= Beginning of Section =

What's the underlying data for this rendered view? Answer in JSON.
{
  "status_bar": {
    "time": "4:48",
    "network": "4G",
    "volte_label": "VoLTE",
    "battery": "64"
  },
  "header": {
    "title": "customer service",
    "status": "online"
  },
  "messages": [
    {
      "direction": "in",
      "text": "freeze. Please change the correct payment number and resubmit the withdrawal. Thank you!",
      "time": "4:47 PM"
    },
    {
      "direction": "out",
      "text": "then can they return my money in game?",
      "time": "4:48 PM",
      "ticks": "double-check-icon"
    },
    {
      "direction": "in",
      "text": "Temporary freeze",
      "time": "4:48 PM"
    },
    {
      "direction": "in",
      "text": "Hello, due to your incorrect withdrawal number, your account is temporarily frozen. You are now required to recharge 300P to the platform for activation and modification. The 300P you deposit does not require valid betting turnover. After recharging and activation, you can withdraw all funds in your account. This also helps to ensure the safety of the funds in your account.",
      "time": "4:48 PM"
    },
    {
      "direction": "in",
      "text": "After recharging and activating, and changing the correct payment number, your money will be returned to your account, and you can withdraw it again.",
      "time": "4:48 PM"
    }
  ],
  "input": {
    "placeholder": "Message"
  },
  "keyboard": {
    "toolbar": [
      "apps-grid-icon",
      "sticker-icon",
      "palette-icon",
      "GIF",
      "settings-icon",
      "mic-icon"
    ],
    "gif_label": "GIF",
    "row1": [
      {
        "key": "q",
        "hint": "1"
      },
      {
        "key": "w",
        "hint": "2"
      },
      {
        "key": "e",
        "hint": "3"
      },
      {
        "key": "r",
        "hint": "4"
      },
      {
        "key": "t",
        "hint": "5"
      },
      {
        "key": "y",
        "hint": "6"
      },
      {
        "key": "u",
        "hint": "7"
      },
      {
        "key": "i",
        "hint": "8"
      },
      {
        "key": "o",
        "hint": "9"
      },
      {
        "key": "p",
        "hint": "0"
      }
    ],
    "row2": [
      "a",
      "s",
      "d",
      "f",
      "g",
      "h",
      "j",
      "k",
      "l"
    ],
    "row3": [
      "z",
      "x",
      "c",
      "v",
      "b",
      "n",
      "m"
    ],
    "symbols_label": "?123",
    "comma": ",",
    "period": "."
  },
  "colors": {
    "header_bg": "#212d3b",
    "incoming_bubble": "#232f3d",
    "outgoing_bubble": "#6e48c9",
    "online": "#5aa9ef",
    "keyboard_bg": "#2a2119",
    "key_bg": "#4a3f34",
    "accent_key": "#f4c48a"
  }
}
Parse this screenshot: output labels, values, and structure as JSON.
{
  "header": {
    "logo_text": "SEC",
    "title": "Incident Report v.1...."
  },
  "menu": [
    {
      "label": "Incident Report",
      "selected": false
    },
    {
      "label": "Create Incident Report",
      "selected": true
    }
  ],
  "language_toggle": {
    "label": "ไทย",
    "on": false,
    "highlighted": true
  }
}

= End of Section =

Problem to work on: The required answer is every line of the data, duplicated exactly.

Expected answer:
What's the underlying data for this rendered view? Answer in JSON.
{
  "status_bar": {
    "time": "4:48",
    "network": "4G",
    "volte_label": "VoLTE",
    "battery": "64"
  },
  "header": {
    "title": "customer service",
    "status": "online"
  },
  "messages": [
    {
      "direction": "in",
      "text": "freeze. Please change the correct payment number and resubmit the withdrawal. Thank you!",
      "time": "4:47 PM"
    },
    {
      "direction": "out",
      "text": "then can they return my money in game?",
      "time": "4:48 PM",
      "ticks": "double-check-icon"
    },
    {
      "direction": "in",
      "text": "Temporary freeze",
      "time": "4:48 PM"
    },
    {
      "direction": "in",
      "text": "Hello, due to your incorrect withdrawal number, your account is temporarily frozen. You are now required to recharge 300P to the platform for activation and modification. The 300P you deposit does not require valid betting turnover. After recharging and activation, you can withdraw all funds in your account. This also helps to ensure the safety of the funds in your account.",
      "time": "4:48 PM"
    },
    {
      "direction": "in",
      "text": "After recharging and activating, and changing the correct payment number, your money will be returned to your account, and you can withdraw it again.",
      "time": "4:48 PM"
    }
  ],
  "input": {
    "placeholder": "Message"
  },
  "keyboard": {
    "toolbar": [
      "apps-grid-icon",
      "sticker-icon",
      "palette-icon",
      "GIF",
      "settings-icon",
      "mic-icon"
    ],
    "gif_label": "GIF",
    "row1": [
      {
        "key": "q",
        "hint": "1"
      },
      {
        "key": "w",
        "hint": "2"
      },
      {
        "key": "e",
        "hint": "3"
      },
      {
        "key": "r",
        "hint": "4"
      },
      {
        "key": "t",
        "hint": "5"
      },
      {
        "key": "y",
        "hint": "6"
      },
      {
        "key": "u",
        "hint": "7"
      },
      {
        "key": "i",
        "hint": "8"
      },
      {
        "key": "o",
        "hint": "9"
      },
      {
        "key": "p",
        "hint": "0"
      }
    ],
    "row2": [
      "a",
      "s",
      "d",
      "f",
      "g",
      "h",
      "j",
      "k",
      "l"
    ],
    "row3": [
      "z",
      "x",
      "c",
      "v",
      "b",
      "n",
      "m"
    ],
    "symbols_label": "?123",
    "comma": ",",
    "period": "."
  },
  "colors": {
    "header_bg": "#212d3b",
    "incoming_bubble": "#232f3d",
    "outgoing_bubble": "#6e48c9",
    "online": "#5aa9ef",
    "keyboard_bg": "#2a2119",
    "key_bg": "#4a3f34",
    "accent_key": "#f4c48a"
  }
}
Parse this screenshot: output labels, values, and structure as JSON.
{
  "header": {
    "logo_text": "SEC",
    "title": "Incident Report v.1...."
  },
  "menu": [
    {
      "label": "Incident Report",
      "selected": false
    },
    {
      "label": "Create Incident Report",
      "selected": true
    }
  ],
  "language_toggle": {
    "label": "ไทย",
    "on": false,
    "highlighted": true
  }
}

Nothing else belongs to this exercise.